Hari’s research highlights major holes in the War on Drugs – namely that the prohibition of drugs encourages addiction. For most readers, such a claim would feel counter intuitive. But his findings support much of what he’s suggesting: because drug prohibition creates an grossly inflated profit on the sale of drugs, unscrupulous, violent, and dangerous gangs try to control the trade. And because the justice system views drug addiction in a punitive manner, addicts are often severely punished, jailed, and often tortured in such ways that relapse or death seems inevitable Maricopa County sheriff, Joe Arpaio and his infamous tent city is a particularly disturbing and ghoulish example of the abusive methods in which states and counties in this country deal with drug problems – Hari shares a story of a prisoner who is essentially cooked in a cage in the hot Arizona desert.
Though not a travelogue, Hari’s work takes him to different parts of the world where drug addiction is a problem, and he interviews a diverse group of people, each of whom is looking at the War on Drugs as a failed disaster. In Sweden and Portugal, he witnesses new laws that work toward decriminalization, and he goes to Vancouver and writes about an addict who mobilizes his peers into demanding rights and treatment from their government. These stories place human faces on the War on Drugs and highlight was a catastrophic failure it turned out to be. And in Colorado and Washington, he talks to two activists, both working hard toward the legalization of marijuana, but both coming from vastly different ideological backgrounds. It’s the diversity of the subjects of the book – conservatives, liberals, activists, doctors, politicians that really emphasizes just how wide-reaching the problem of drug addiction is.

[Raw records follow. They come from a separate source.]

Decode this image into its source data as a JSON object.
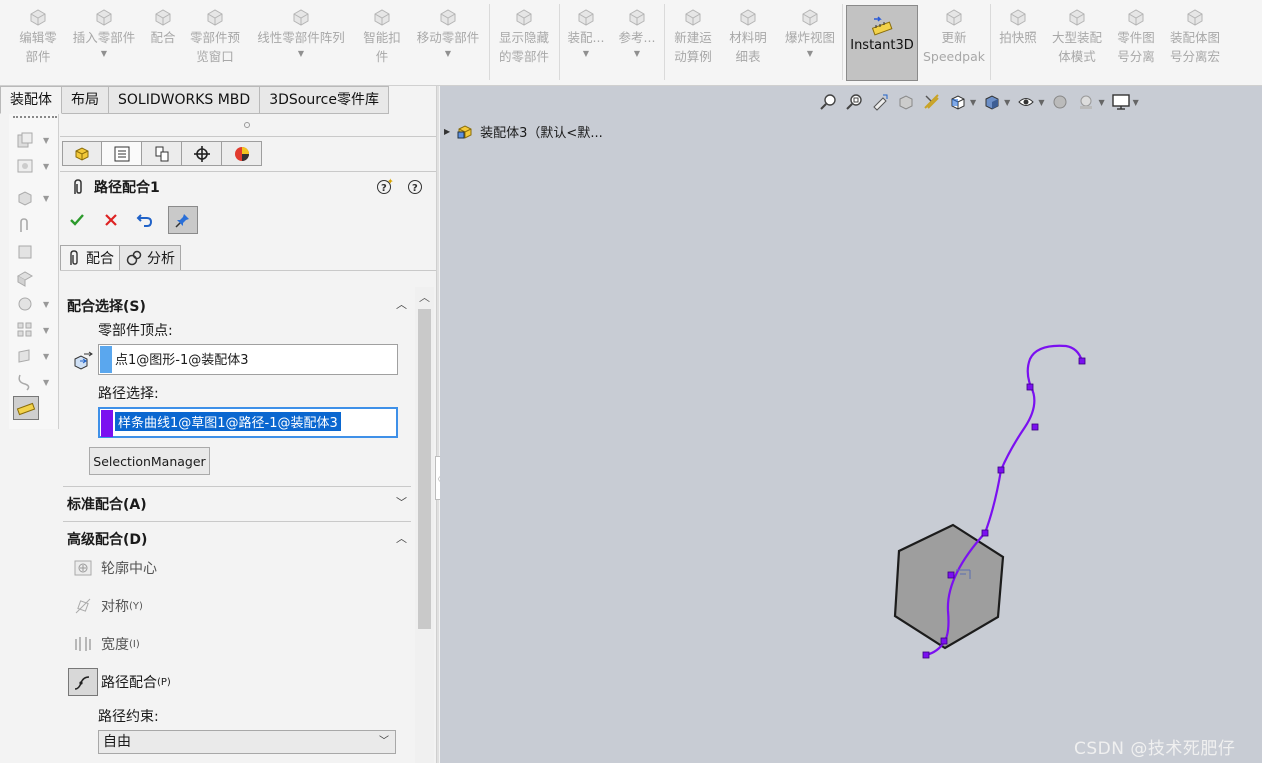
{
  "ribbon": {
    "buttons": [
      {
        "name": "edit-component-button",
        "label": "编辑零\n部件",
        "icon": "edit-component-icon",
        "arrow": false
      },
      {
        "name": "insert-components-button",
        "label": "插入零部件",
        "icon": "insert-components-icon",
        "arrow": true
      },
      {
        "name": "mate-button",
        "label": "配合",
        "icon": "mate-paperclip-icon",
        "arrow": false
      },
      {
        "name": "component-preview-button",
        "label": "零部件预\n览窗口",
        "icon": "preview-window-icon",
        "arrow": false
      },
      {
        "name": "linear-pattern-button",
        "label": "线性零部件阵列",
        "icon": "linear-pattern-icon",
        "arrow": true
      },
      {
        "name": "smart-fasteners-button",
        "label": "智能扣\n件",
        "icon": "smart-fasteners-icon",
        "arrow": false
      },
      {
        "name": "move-component-button",
        "label": "移动零部件",
        "icon": "move-component-icon",
        "arrow": true
      },
      {
        "name": "show-hidden-button",
        "label": "显示隐藏\n的零部件",
        "icon": "show-hidden-icon",
        "arrow": false
      },
      {
        "name": "assembly-features-button",
        "label": "装配...",
        "icon": "assembly-features-icon",
        "arrow": true
      },
      {
        "name": "reference-geometry-button",
        "label": "参考...",
        "icon": "reference-geometry-icon",
        "arrow": true
      },
      {
        "name": "new-motion-study-button",
        "label": "新建运\n动算例",
        "icon": "motion-study-icon",
        "arrow": false
      },
      {
        "name": "bill-of-materials-button",
        "label": "材料明\n细表",
        "icon": "bom-icon",
        "arrow": false
      },
      {
        "name": "exploded-view-button",
        "label": "爆炸视图",
        "icon": "exploded-view-icon",
        "arrow": true
      },
      {
        "name": "update-speedpak-button",
        "label": "更新\nSpeedpak",
        "icon": "speedpak-icon",
        "arrow": false
      },
      {
        "name": "take-snapshot-button",
        "label": "拍快照",
        "icon": "camera-icon",
        "arrow": false
      },
      {
        "name": "large-assembly-mode-button",
        "label": "大型装配\n体模式",
        "icon": "large-assembly-icon",
        "arrow": false
      },
      {
        "name": "part-drawing-separate-button",
        "label": "零件图\n号分离",
        "icon": "part-number-icon",
        "arrow": false
      },
      {
        "name": "assembly-drawing-separate-button",
        "label": "装配体图\n号分离宏",
        "icon": "assembly-number-icon",
        "arrow": false
      }
    ],
    "instant3d_label": "Instant3D"
  },
  "tabs": [
    "装配体",
    "布局",
    "SOLIDWORKS MBD",
    "3DSource零件库"
  ],
  "pm": {
    "title": "路径配合1",
    "subtabs": [
      "配合",
      "分析"
    ],
    "mate_selections": {
      "heading": "配合选择(S)",
      "vertex_label": "零部件顶点:",
      "vertex_value": "点1@图形-1@装配体3",
      "vertex_color": "#5aa7ee",
      "path_label": "路径选择:",
      "path_value": "样条曲线1@草图1@路径-1@装配体3",
      "path_color": "#7b10f0",
      "selection_manager": "SelectionManager"
    },
    "standard_heading": "标准配合(A)",
    "advanced": {
      "heading": "高级配合(D)",
      "items": [
        {
          "label": "轮廓中心",
          "hint": ""
        },
        {
          "label": "对称",
          "hint": "(Y)"
        },
        {
          "label": "宽度",
          "hint": "(I)"
        },
        {
          "label": "路径配合",
          "hint": "(P)"
        }
      ],
      "path_constraint_label": "路径约束:",
      "path_constraint_value": "自由"
    }
  },
  "viewport": {
    "tree_node": "装配体3（默认<默...",
    "watermark": "CSDN @技术死肥仔",
    "spline_color": "#7b10f0"
  }
}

Though Hari claims that his book is targeted toward the moderates – those who don’t fall too far left or too far right, Chasing Screams is a hard sell for those who take a conservative view of drug addiction. Some will claim that Hari and his subjects favor a touchy-feely approach that is doomed to fail. Some also will claim that Hari is essentially arguing for government-sanctioned crack houses. But Hari acknowledges that this discussion is far more complex than merely, “drugs should be legal, full stop.” As someone whose life has been marked by addiction, Hari knows first hand its consequences, and as a devoted uncle to young children, he fears for his nephews’ and niece’s safety. As a result, he does an admirable job in sharing his own prejudices about drug addicts as well as his preconceived ideas of drug addiction. Even if Chasing the Scream feels a bit like the proverbial preaching to the choir, those sympathetic toward Hari’s cause should still read the book, because it does highlight many unknown, yet tragic consequences of the failed War on Drugs. In light of ongoing discussions of our cracked justice system – particularly in light of the recent deaths of black men at the hands of the police – Chasing the Scream will be one of the most important books you’ll read.
Click here to buy Johann Hari’s Chasing the Scream: The First and Last Days of the War on Drugs on amazon.com.